Exact repetition of every entry is required.
____
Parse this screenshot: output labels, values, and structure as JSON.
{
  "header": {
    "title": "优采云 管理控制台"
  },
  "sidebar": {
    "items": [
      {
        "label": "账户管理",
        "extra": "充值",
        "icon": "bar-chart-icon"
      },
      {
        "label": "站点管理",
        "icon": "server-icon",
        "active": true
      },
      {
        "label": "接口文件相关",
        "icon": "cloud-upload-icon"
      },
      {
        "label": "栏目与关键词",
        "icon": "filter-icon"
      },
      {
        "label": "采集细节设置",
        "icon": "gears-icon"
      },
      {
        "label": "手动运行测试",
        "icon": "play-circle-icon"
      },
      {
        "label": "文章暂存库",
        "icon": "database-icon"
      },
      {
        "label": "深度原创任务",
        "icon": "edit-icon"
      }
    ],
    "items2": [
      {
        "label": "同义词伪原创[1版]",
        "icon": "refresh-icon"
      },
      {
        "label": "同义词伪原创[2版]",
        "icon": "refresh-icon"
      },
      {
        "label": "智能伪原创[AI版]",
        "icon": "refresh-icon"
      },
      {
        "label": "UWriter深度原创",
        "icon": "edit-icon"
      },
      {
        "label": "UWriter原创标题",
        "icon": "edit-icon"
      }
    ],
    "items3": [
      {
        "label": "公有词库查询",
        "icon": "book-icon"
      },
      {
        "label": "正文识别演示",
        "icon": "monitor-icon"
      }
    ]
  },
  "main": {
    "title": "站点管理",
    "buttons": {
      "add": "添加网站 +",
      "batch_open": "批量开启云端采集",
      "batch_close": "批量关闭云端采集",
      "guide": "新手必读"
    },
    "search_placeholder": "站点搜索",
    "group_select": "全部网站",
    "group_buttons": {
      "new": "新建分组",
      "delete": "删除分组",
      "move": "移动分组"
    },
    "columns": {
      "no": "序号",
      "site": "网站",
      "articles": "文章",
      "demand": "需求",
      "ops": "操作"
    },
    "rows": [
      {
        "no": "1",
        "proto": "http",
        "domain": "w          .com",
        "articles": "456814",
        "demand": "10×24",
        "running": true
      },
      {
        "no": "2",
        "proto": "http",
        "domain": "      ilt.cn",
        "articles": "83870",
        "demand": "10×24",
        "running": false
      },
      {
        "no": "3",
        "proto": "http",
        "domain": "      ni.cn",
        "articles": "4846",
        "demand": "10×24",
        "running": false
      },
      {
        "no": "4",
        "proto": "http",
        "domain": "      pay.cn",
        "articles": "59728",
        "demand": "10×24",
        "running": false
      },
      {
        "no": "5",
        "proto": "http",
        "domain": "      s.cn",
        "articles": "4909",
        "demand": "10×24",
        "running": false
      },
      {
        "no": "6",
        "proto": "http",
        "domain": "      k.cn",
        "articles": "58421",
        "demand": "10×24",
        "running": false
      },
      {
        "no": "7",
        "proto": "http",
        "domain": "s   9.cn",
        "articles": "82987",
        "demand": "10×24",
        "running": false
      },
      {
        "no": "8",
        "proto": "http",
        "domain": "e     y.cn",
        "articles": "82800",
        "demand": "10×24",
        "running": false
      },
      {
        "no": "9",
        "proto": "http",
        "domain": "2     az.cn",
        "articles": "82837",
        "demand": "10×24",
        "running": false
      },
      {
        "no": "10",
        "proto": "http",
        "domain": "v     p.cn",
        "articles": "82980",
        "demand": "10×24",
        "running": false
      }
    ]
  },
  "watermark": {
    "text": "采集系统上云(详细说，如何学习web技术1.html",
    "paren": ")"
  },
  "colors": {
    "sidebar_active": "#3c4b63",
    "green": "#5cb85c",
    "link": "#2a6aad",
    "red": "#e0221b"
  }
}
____
▸ **Solution to the problem**:
Parse this screenshot: output labels, values, and structure as JSON.
{
  "header": {
    "title": "优采云 管理控制台"
  },
  "sidebar": {
    "items": [
      {
        "label": "账户管理",
        "extra": "充值",
        "icon": "bar-chart-icon"
      },
      {
        "label": "站点管理",
        "icon": "server-icon",
        "active": true
      },
      {
        "label": "接口文件相关",
        "icon": "cloud-upload-icon"
      },
      {
        "label": "栏目与关键词",
        "icon": "filter-icon"
      },
      {
        "label": "采集细节设置",
        "icon": "gears-icon"
      },
      {
        "label": "手动运行测试",
        "icon": "play-circle-icon"
      },
      {
        "label": "文章暂存库",
        "icon": "database-icon"
      },
      {
        "label": "深度原创任务",
        "icon": "edit-icon"
      }
    ],
    "items2": [
      {
        "label": "同义词伪原创[1版]",
        "icon": "refresh-icon"
      },
      {
        "label": "同义词伪原创[2版]",
        "icon": "refresh-icon"
      },
      {
        "label": "智能伪原创[AI版]",
        "icon": "refresh-icon"
      },
      {
        "label": "UWriter深度原创",
        "icon": "edit-icon"
      },
      {
        "label": "UWriter原创标题",
        "icon": "edit-icon"
      }
    ],
    "items3": [
      {
        "label": "公有词库查询",
        "icon": "book-icon"
      },
      {
        "label": "正文识别演示",
        "icon": "monitor-icon"
      }
    ]
  },
  "main": {
    "title": "站点管理",
    "buttons": {
      "add": "添加网站 +",
      "batch_open": "批量开启云端采集",
      "batch_close": "批量关闭云端采集",
      "guide": "新手必读"
    },
    "search_placeholder": "站点搜索",
    "group_select": "全部网站",
    "group_buttons": {
      "new": "新建分组",
      "delete": "删除分组",
      "move": "移动分组"
    },
    "columns": {
      "no": "序号",
      "site": "网站",
      "articles": "文章",
      "demand": "需求",
      "ops": "操作"
    },
    "rows": [
      {
        "no": "1",
        "proto": "http",
        "domain": "w          .com",
        "articles": "456814",
        "demand": "10×24",
        "running": true
      },
      {
        "no": "2",
        "proto": "http",
        "domain": "      ilt.cn",
        "articles": "83870",
        "demand": "10×24",
        "running": false
      },
      {
        "no": "3",
        "proto": "http",
        "domain": "      ni.cn",
        "articles": "4846",
        "demand": "10×24",
        "running": false
      },
      {
        "no": "4",
        "proto": "http",
        "domain": "      pay.cn",
        "articles": "59728",
        "demand": "10×24",
        "running": false
      },
      {
        "no": "5",
        "proto": "http",
        "domain": "      s.cn",
        "articles": "4909",
        "demand": "10×24",
        "running": false
      },
      {
        "no": "6",
        "proto": "http",
        "domain": "      k.cn",
        "articles": "58421",
        "demand": "10×24",
        "running": false
      },
      {
        "no": "7",
        "proto": "http",
        "domain": "s   9.cn",
        "articles": "82987",
        "demand": "10×24",
        "running": false
      },
      {
        "no": "8",
        "proto": "http",
        "domain": "e     y.cn",
        "articles": "82800",
        "demand": "10×24",
        "running": false
      },
      {
        "no": "9",
        "proto": "http",
        "domain": "2     az.cn",
        "articles": "82837",
        "demand": "10×24",
        "running": false
      },
      {
        "no": "10",
        "proto": "http",
        "domain": "v     p.cn",
        "articles": "82980",
        "demand": "10×24",
        "running": false
      }
    ]
  },
  "watermark": {
    "text": "采集系统上云(详细说，如何学习web技术1.html",
    "paren": ")"
  },
  "colors": {
    "sidebar_active": "#3c4b63",
    "green": "#5cb85c",
    "link": "#2a6aad",
    "red": "#e0221b"
  }
}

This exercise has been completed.